_Brief_
Go through the material below and copy each line where the word "selected" appears.

_Data records_
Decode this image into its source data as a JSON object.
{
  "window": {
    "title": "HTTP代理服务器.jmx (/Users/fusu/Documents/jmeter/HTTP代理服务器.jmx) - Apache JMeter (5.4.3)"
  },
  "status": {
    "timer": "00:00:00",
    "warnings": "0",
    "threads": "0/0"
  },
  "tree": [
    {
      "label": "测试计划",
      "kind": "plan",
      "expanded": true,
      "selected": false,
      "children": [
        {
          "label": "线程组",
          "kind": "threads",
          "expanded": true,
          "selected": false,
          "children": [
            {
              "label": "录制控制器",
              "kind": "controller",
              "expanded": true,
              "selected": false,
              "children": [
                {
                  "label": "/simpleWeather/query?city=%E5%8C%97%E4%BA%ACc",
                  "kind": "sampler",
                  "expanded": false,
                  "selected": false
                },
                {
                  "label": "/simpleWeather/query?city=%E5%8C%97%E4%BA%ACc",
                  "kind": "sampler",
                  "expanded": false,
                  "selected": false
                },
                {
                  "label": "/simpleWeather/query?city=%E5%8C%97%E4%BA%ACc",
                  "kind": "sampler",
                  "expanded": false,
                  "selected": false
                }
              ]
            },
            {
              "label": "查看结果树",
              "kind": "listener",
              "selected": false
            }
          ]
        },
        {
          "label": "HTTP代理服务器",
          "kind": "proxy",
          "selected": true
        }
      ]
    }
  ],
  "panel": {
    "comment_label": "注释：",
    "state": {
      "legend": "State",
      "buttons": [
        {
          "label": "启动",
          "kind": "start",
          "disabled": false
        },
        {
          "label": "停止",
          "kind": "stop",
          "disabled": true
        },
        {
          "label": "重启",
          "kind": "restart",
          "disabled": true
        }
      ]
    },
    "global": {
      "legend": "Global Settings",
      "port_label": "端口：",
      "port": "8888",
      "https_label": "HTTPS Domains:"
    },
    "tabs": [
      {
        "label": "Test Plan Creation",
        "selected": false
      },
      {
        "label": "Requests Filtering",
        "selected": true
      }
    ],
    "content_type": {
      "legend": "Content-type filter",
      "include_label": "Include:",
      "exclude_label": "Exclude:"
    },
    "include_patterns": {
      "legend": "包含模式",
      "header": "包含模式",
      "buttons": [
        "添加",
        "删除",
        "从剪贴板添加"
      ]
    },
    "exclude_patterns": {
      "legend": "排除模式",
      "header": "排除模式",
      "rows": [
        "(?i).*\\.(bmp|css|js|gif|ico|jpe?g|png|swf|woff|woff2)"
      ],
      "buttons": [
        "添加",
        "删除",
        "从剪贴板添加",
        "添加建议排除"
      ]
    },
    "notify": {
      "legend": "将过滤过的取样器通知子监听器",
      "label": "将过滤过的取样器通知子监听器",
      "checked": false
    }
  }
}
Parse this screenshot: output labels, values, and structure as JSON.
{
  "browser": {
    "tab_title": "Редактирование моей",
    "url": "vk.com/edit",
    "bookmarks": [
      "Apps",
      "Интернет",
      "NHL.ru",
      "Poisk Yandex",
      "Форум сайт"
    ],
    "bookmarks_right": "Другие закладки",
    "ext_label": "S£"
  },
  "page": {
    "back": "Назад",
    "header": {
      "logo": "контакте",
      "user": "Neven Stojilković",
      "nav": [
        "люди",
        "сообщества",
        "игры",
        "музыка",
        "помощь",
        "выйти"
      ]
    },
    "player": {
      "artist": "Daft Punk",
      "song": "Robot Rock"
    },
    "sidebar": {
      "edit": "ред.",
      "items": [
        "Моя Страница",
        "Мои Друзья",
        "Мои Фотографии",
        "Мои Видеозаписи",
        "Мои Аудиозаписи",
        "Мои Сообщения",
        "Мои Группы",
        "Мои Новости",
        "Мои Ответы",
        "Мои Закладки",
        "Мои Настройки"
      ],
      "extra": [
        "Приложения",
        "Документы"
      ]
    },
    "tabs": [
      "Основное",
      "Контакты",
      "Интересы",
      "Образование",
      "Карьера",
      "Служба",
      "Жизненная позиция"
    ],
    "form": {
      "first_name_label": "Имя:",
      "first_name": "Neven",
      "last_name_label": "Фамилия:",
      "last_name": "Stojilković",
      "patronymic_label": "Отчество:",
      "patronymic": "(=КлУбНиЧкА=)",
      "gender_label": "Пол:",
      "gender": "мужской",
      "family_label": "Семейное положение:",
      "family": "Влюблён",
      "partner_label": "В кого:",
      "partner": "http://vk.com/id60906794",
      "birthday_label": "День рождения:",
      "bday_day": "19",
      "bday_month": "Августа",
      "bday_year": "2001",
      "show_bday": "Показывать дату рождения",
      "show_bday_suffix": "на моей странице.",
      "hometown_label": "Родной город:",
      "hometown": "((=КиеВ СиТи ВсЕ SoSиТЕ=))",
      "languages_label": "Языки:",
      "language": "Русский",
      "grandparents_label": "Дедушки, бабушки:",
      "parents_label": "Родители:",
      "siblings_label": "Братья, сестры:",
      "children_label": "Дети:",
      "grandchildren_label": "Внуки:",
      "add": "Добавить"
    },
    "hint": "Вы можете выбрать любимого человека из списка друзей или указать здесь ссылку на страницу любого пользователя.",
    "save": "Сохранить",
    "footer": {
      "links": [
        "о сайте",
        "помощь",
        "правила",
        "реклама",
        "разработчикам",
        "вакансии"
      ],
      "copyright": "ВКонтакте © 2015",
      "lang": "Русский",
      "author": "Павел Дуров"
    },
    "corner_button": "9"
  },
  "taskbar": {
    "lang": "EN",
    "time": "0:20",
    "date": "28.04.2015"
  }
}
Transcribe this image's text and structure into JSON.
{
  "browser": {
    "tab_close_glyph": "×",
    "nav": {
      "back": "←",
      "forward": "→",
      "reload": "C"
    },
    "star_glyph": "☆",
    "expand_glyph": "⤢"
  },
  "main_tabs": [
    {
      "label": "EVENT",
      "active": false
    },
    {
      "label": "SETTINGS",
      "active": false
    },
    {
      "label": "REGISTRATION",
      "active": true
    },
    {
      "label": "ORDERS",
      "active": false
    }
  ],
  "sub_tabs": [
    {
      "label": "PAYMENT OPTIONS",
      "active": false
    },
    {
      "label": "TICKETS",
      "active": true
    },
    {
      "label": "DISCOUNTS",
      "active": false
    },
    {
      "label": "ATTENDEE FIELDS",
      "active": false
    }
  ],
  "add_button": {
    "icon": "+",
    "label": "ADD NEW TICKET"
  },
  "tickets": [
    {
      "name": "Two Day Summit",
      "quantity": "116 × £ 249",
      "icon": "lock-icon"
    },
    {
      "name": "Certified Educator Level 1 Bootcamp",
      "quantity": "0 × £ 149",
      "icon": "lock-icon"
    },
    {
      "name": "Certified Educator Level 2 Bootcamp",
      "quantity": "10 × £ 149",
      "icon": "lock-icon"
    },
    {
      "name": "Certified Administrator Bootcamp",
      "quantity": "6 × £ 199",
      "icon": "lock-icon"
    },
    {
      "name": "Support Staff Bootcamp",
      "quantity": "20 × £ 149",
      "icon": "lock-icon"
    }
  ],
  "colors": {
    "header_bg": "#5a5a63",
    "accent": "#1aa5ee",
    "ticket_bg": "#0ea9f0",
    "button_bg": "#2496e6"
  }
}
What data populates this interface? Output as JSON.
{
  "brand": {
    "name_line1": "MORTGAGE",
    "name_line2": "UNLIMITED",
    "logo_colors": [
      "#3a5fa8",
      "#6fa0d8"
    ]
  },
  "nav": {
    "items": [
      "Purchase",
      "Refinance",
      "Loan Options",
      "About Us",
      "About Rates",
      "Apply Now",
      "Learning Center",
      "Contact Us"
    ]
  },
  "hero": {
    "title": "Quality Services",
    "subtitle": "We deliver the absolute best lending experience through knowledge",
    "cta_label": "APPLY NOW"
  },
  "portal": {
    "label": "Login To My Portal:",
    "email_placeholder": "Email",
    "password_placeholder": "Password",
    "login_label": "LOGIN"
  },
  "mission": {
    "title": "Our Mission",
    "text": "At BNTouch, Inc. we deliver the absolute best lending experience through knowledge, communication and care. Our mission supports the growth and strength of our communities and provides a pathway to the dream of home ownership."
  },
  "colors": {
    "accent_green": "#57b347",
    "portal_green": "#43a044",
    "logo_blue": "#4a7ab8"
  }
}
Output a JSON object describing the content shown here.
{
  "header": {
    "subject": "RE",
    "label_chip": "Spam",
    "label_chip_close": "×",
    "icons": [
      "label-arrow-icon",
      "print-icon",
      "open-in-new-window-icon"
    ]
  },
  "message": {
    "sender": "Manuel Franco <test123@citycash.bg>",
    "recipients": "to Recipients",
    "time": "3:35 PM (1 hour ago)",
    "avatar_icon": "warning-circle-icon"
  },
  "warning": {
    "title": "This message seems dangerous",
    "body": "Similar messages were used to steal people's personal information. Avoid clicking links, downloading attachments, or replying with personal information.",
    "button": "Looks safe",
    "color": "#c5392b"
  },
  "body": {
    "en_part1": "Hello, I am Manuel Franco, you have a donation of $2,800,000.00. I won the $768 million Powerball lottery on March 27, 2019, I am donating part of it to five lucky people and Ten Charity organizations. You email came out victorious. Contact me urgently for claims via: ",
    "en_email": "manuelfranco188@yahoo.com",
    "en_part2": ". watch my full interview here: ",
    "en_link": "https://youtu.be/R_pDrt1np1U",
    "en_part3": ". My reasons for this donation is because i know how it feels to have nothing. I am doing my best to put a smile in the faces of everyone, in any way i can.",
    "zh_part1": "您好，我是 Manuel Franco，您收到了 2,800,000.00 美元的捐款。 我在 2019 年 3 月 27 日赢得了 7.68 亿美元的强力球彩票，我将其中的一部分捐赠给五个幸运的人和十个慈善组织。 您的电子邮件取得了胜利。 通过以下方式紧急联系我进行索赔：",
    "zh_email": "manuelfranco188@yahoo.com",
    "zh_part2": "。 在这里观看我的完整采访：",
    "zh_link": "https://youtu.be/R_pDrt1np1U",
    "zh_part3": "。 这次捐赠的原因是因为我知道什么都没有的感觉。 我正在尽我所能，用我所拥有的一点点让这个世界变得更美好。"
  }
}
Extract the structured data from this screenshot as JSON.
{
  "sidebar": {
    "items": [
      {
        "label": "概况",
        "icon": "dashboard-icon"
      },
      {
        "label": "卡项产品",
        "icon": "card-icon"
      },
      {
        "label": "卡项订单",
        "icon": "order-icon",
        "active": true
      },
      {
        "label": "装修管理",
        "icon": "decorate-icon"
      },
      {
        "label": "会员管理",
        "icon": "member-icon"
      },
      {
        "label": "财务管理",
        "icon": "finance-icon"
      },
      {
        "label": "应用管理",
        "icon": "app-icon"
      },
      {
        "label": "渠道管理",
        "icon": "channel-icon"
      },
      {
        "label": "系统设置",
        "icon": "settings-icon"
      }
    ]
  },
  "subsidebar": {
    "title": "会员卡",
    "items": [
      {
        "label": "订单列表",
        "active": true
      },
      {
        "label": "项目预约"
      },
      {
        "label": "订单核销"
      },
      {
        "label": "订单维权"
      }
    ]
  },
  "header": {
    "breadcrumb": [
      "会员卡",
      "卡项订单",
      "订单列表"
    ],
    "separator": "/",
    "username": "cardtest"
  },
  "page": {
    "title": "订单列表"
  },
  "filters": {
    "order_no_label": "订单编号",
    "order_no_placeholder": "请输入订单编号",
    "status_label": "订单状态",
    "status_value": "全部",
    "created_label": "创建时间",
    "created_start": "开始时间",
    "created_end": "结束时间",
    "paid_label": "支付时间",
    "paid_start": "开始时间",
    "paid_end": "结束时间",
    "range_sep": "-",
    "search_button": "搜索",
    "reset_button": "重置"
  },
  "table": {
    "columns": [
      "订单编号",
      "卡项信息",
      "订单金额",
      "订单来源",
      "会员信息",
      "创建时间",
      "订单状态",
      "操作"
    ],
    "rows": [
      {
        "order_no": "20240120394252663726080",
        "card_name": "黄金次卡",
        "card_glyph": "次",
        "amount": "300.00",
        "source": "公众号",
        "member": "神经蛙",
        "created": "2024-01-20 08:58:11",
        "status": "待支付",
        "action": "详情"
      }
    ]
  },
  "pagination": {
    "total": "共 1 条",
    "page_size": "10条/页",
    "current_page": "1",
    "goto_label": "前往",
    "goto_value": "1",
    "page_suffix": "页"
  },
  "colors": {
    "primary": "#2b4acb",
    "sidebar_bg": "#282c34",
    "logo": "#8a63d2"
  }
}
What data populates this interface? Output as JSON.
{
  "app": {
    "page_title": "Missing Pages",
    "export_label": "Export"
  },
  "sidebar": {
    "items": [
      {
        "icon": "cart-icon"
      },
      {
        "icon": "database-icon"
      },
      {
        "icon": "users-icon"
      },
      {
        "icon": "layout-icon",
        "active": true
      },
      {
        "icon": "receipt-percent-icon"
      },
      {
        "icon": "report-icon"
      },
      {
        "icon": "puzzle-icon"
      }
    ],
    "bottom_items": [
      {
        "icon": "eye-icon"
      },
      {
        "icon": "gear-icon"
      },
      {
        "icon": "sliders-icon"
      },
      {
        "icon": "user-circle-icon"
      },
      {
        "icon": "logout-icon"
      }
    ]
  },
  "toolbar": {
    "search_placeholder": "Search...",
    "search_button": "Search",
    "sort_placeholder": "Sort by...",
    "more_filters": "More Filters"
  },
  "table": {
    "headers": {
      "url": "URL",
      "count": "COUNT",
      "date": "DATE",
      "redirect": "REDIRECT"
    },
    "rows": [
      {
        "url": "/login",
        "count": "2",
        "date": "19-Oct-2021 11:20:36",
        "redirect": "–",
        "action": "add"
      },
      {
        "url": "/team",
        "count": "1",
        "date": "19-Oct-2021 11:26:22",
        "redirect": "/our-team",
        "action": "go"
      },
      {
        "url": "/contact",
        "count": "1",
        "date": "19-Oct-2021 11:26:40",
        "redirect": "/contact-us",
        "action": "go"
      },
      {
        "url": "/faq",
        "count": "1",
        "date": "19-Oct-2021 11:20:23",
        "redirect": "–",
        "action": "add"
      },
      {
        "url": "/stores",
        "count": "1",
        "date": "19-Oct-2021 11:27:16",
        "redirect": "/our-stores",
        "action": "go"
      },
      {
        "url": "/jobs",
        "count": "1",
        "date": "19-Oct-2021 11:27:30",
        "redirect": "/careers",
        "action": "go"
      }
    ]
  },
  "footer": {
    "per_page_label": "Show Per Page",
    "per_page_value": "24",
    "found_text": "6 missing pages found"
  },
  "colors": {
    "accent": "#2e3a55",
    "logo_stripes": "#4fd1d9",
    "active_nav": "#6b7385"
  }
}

_Exercise response_
      "selected": false,
          "selected": false,
              "selected": false,
                  "selected": false
                  "selected": false
                  "selected": false
              "selected": false
          "selected": true
        "selected": false
        "selected": true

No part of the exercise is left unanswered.